◆ WORK ORDER: Once the pictures are set aside, copy everything else in the records exactly.
━━━━━ LISTED RECORDS
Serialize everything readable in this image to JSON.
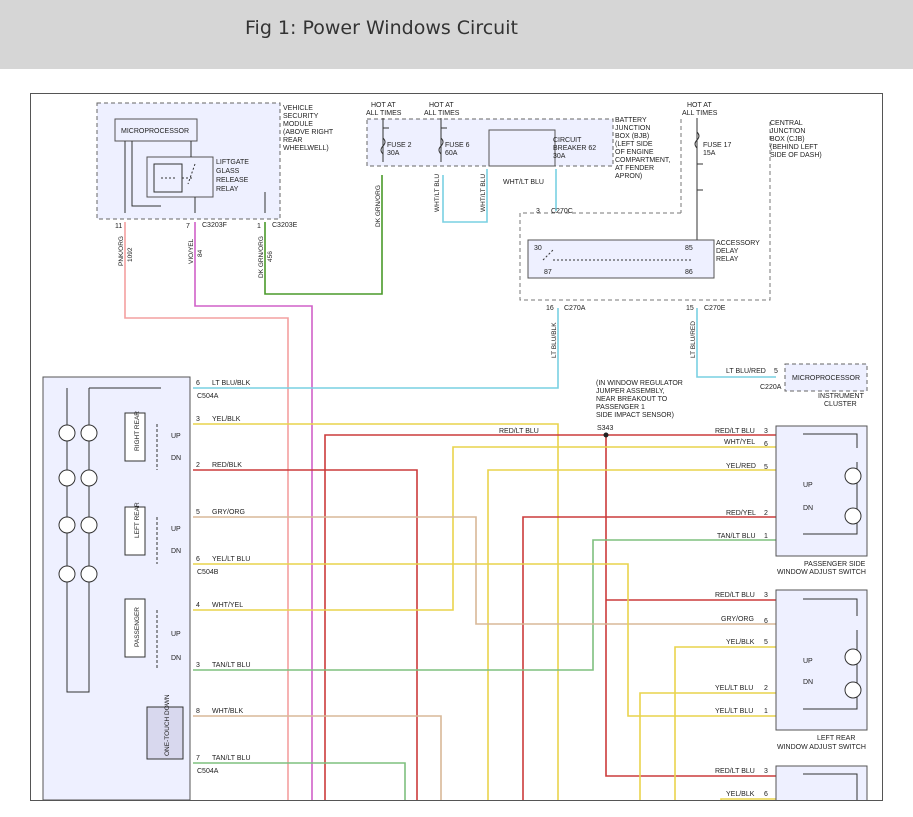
{
  "page": {
    "title": "Fig 1: Power Windows Circuit"
  },
  "colors": {
    "header_bg": "#d6d6d6",
    "box_fill": "#eef0ff",
    "wire_pink": "#f4a0a0",
    "wire_violet": "#d060c8",
    "wire_dkgreen": "#4a9a2a",
    "wire_ltblue": "#79d0e2",
    "wire_yellow": "#e9d44c",
    "wire_red": "#cc3b3b",
    "wire_tan": "#d8b898",
    "wire_green": "#7fc07f"
  },
  "modules": {
    "vsm": {
      "label_lines": [
        "VEHICLE",
        "SECURITY",
        "MODULE",
        "(ABOVE RIGHT",
        "REAR",
        "WHEELWELL)"
      ],
      "microprocessor": "MICROPROCESSOR",
      "relay_lines": [
        "LIFTGATE",
        "GLASS",
        "RELEASE",
        "RELAY"
      ],
      "pins": [
        "11",
        "7",
        "1"
      ],
      "connectors": [
        "C3203F",
        "C3203E"
      ],
      "wire_labels": [
        "PNK/ORG",
        "1092",
        "VIO/YEL",
        "84",
        "DK GRN/ORG",
        "456"
      ]
    },
    "bjb": {
      "hot1": [
        "HOT AT",
        "ALL TIMES"
      ],
      "hot2": [
        "HOT AT",
        "ALL TIMES"
      ],
      "fuse2": [
        "FUSE 2",
        "30A"
      ],
      "fuse6": [
        "FUSE 6",
        "60A"
      ],
      "breaker": [
        "CIRCUIT",
        "BREAKER 62",
        "30A"
      ],
      "label_lines": [
        "BATTERY",
        "JUNCTION",
        "BOX (BJB)",
        "(LEFT SIDE",
        "OF ENGINE",
        "COMPARTMENT,",
        "AT FENDER",
        "APRON)"
      ],
      "wires": [
        "DK GRN/ORG",
        "WHT/LT BLU",
        "WHT/LT BLU",
        "WHT/LT BLU"
      ]
    },
    "cjb": {
      "hot": [
        "HOT AT",
        "ALL TIMES"
      ],
      "fuse17": [
        "FUSE 17",
        "15A"
      ],
      "label_lines": [
        "CENTRAL",
        "JUNCTION",
        "BOX (CJB)",
        "(BEHIND LEFT",
        "SIDE OF DASH)"
      ],
      "top_pin": "3",
      "top_conn": "C270C",
      "relay_lines": [
        "ACCESSORY",
        "DELAY",
        "RELAY"
      ],
      "relay_pins": [
        "30",
        "87",
        "85",
        "86"
      ],
      "bottom_pins": [
        "16",
        "15"
      ],
      "bottom_conns": [
        "C270A",
        "C270E"
      ],
      "bottom_wires": [
        "LT BLU/BLK",
        "LT BLU/RED"
      ]
    },
    "ic": {
      "wire": "LT BLU/RED",
      "pin": "5",
      "conn": "C220A",
      "microprocessor": "MICROPROCESSOR",
      "label_lines": [
        "INSTRUMENT",
        "CLUSTER"
      ]
    },
    "s343": {
      "note_lines": [
        "(IN WINDOW REGULATOR",
        "JUMPER ASSEMBLY,",
        "NEAR BREAKOUT TO",
        "PASSENGER 1",
        "SIDE IMPACT SENSOR)"
      ],
      "label": "S343",
      "wire": "RED/LT BLU"
    },
    "master": {
      "switches": [
        "RIGHT REAR",
        "LEFT REAR",
        "PASSENGER",
        "ONE-TOUCH DOWN"
      ],
      "up": "UP",
      "dn": "DN",
      "pins": [
        {
          "pin": "6",
          "wire": "LT BLU/BLK"
        },
        {
          "pin": "3",
          "wire": "YEL/BLK"
        },
        {
          "pin": "2",
          "wire": "RED/BLK"
        },
        {
          "pin": "5",
          "wire": "GRY/ORG"
        },
        {
          "pin": "6",
          "wire": "YEL/LT BLU"
        },
        {
          "pin": "4",
          "wire": "WHT/YEL"
        },
        {
          "pin": "3",
          "wire": "TAN/LT BLU"
        },
        {
          "pin": "8",
          "wire": "WHT/BLK"
        },
        {
          "pin": "7",
          "wire": "TAN/LT BLU"
        }
      ],
      "connectors": [
        "C504A",
        "C504B",
        "C504A"
      ]
    },
    "psw": {
      "pins": [
        {
          "wire": "RED/LT BLU",
          "pin": "3"
        },
        {
          "wire": "WHT/YEL",
          "pin": "6"
        },
        {
          "wire": "YEL/RED",
          "pin": "5"
        },
        {
          "wire": "RED/YEL",
          "pin": "2"
        },
        {
          "wire": "TAN/LT BLU",
          "pin": "1"
        }
      ],
      "label_lines": [
        "PASSENGER SIDE",
        "WINDOW ADJUST SWITCH"
      ]
    },
    "lrsw": {
      "pins": [
        {
          "wire": "RED/LT BLU",
          "pin": "3"
        },
        {
          "wire": "GRY/ORG",
          "pin": "6"
        },
        {
          "wire": "YEL/BLK",
          "pin": "5"
        },
        {
          "wire": "YEL/LT BLU",
          "pin": "2"
        },
        {
          "wire": "YEL/LT BLU",
          "pin": "1"
        }
      ],
      "label_lines": [
        "LEFT REAR",
        "WINDOW ADJUST SWITCH"
      ]
    },
    "rrsw": {
      "pins": [
        {
          "wire": "RED/LT BLU",
          "pin": "3"
        },
        {
          "wire": "YEL/BLK",
          "pin": "6"
        }
      ]
    }
  }
}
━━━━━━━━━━
◆ PROBLEM SOLUTION:
Serialize everything readable in this image to JSON.
{
  "page": {
    "title": "Fig 1: Power Windows Circuit"
  },
  "colors": {
    "header_bg": "#d6d6d6",
    "box_fill": "#eef0ff",
    "wire_pink": "#f4a0a0",
    "wire_violet": "#d060c8",
    "wire_dkgreen": "#4a9a2a",
    "wire_ltblue": "#79d0e2",
    "wire_yellow": "#e9d44c",
    "wire_red": "#cc3b3b",
    "wire_tan": "#d8b898",
    "wire_green": "#7fc07f"
  },
  "modules": {
    "vsm": {
      "label_lines": [
        "VEHICLE",
        "SECURITY",
        "MODULE",
        "(ABOVE RIGHT",
        "REAR",
        "WHEELWELL)"
      ],
      "microprocessor": "MICROPROCESSOR",
      "relay_lines": [
        "LIFTGATE",
        "GLASS",
        "RELEASE",
        "RELAY"
      ],
      "pins": [
        "11",
        "7",
        "1"
      ],
      "connectors": [
        "C3203F",
        "C3203E"
      ],
      "wire_labels": [
        "PNK/ORG",
        "1092",
        "VIO/YEL",
        "84",
        "DK GRN/ORG",
        "456"
      ]
    },
    "bjb": {
      "hot1": [
        "HOT AT",
        "ALL TIMES"
      ],
      "hot2": [
        "HOT AT",
        "ALL TIMES"
      ],
      "fuse2": [
        "FUSE 2",
        "30A"
      ],
      "fuse6": [
        "FUSE 6",
        "60A"
      ],
      "breaker": [
        "CIRCUIT",
        "BREAKER 62",
        "30A"
      ],
      "label_lines": [
        "BATTERY",
        "JUNCTION",
        "BOX (BJB)",
        "(LEFT SIDE",
        "OF ENGINE",
        "COMPARTMENT,",
        "AT FENDER",
        "APRON)"
      ],
      "wires": [
        "DK GRN/ORG",
        "WHT/LT BLU",
        "WHT/LT BLU",
        "WHT/LT BLU"
      ]
    },
    "cjb": {
      "hot": [
        "HOT AT",
        "ALL TIMES"
      ],
      "fuse17": [
        "FUSE 17",
        "15A"
      ],
      "label_lines": [
        "CENTRAL",
        "JUNCTION",
        "BOX (CJB)",
        "(BEHIND LEFT",
        "SIDE OF DASH)"
      ],
      "top_pin": "3",
      "top_conn": "C270C",
      "relay_lines": [
        "ACCESSORY",
        "DELAY",
        "RELAY"
      ],
      "relay_pins": [
        "30",
        "87",
        "85",
        "86"
      ],
      "bottom_pins": [
        "16",
        "15"
      ],
      "bottom_conns": [
        "C270A",
        "C270E"
      ],
      "bottom_wires": [
        "LT BLU/BLK",
        "LT BLU/RED"
      ]
    },
    "ic": {
      "wire": "LT BLU/RED",
      "pin": "5",
      "conn": "C220A",
      "microprocessor": "MICROPROCESSOR",
      "label_lines": [
        "INSTRUMENT",
        "CLUSTER"
      ]
    },
    "s343": {
      "note_lines": [
        "(IN WINDOW REGULATOR",
        "JUMPER ASSEMBLY,",
        "NEAR BREAKOUT TO",
        "PASSENGER 1",
        "SIDE IMPACT SENSOR)"
      ],
      "label": "S343",
      "wire": "RED/LT BLU"
    },
    "master": {
      "switches": [
        "RIGHT REAR",
        "LEFT REAR",
        "PASSENGER",
        "ONE-TOUCH DOWN"
      ],
      "up": "UP",
      "dn": "DN",
      "pins": [
        {
          "pin": "6",
          "wire": "LT BLU/BLK"
        },
        {
          "pin": "3",
          "wire": "YEL/BLK"
        },
        {
          "pin": "2",
          "wire": "RED/BLK"
        },
        {
          "pin": "5",
          "wire": "GRY/ORG"
        },
        {
          "pin": "6",
          "wire": "YEL/LT BLU"
        },
        {
          "pin": "4",
          "wire": "WHT/YEL"
        },
        {
          "pin": "3",
          "wire": "TAN/LT BLU"
        },
        {
          "pin": "8",
          "wire": "WHT/BLK"
        },
        {
          "pin": "7",
          "wire": "TAN/LT BLU"
        }
      ],
      "connectors": [
        "C504A",
        "C504B",
        "C504A"
      ]
    },
    "psw": {
      "pins": [
        {
          "wire": "RED/LT BLU",
          "pin": "3"
        },
        {
          "wire": "WHT/YEL",
          "pin": "6"
        },
        {
          "wire": "YEL/RED",
          "pin": "5"
        },
        {
          "wire": "RED/YEL",
          "pin": "2"
        },
        {
          "wire": "TAN/LT BLU",
          "pin": "1"
        }
      ],
      "label_lines": [
        "PASSENGER SIDE",
        "WINDOW ADJUST SWITCH"
      ]
    },
    "lrsw": {
      "pins": [
        {
          "wire": "RED/LT BLU",
          "pin": "3"
        },
        {
          "wire": "GRY/ORG",
          "pin": "6"
        },
        {
          "wire": "YEL/BLK",
          "pin": "5"
        },
        {
          "wire": "YEL/LT BLU",
          "pin": "2"
        },
        {
          "wire": "YEL/LT BLU",
          "pin": "1"
        }
      ],
      "label_lines": [
        "LEFT REAR",
        "WINDOW ADJUST SWITCH"
      ]
    },
    "rrsw": {
      "pins": [
        {
          "wire": "RED/LT BLU",
          "pin": "3"
        },
        {
          "wire": "YEL/BLK",
          "pin": "6"
        }
      ]
    }
  }
}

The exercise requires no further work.